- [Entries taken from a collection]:
╔══

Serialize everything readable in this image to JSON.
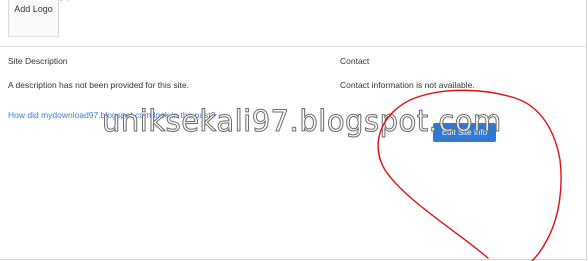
{
  "logo": {
    "plus_glyph": "+",
    "label": "Add Logo"
  },
  "top_fragment": "y          p",
  "site_description": {
    "heading": "Site Description",
    "text": "A description has not been provided for this site."
  },
  "contact": {
    "heading": "Contact",
    "text": "Contact information is not available."
  },
  "past_link": "How did mydownload97.blogspot.com look in the past?",
  "edit_button": "Edit Site Info",
  "watermark": "uniksekali97.blogspot.com",
  "colors": {
    "link": "#3b7dd8",
    "button_bg": "#2f79d4",
    "annotation": "#e01010"
  }
}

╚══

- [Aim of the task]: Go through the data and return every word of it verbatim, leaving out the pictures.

- [Task result]:
Serialize everything readable in this image to JSON.
{
  "logo": {
    "plus_glyph": "+",
    "label": "Add Logo"
  },
  "top_fragment": "y          p",
  "site_description": {
    "heading": "Site Description",
    "text": "A description has not been provided for this site."
  },
  "contact": {
    "heading": "Contact",
    "text": "Contact information is not available."
  },
  "past_link": "How did mydownload97.blogspot.com look in the past?",
  "edit_button": "Edit Site Info",
  "watermark": "uniksekali97.blogspot.com",
  "colors": {
    "link": "#3b7dd8",
    "button_bg": "#2f79d4",
    "annotation": "#e01010"
  }
}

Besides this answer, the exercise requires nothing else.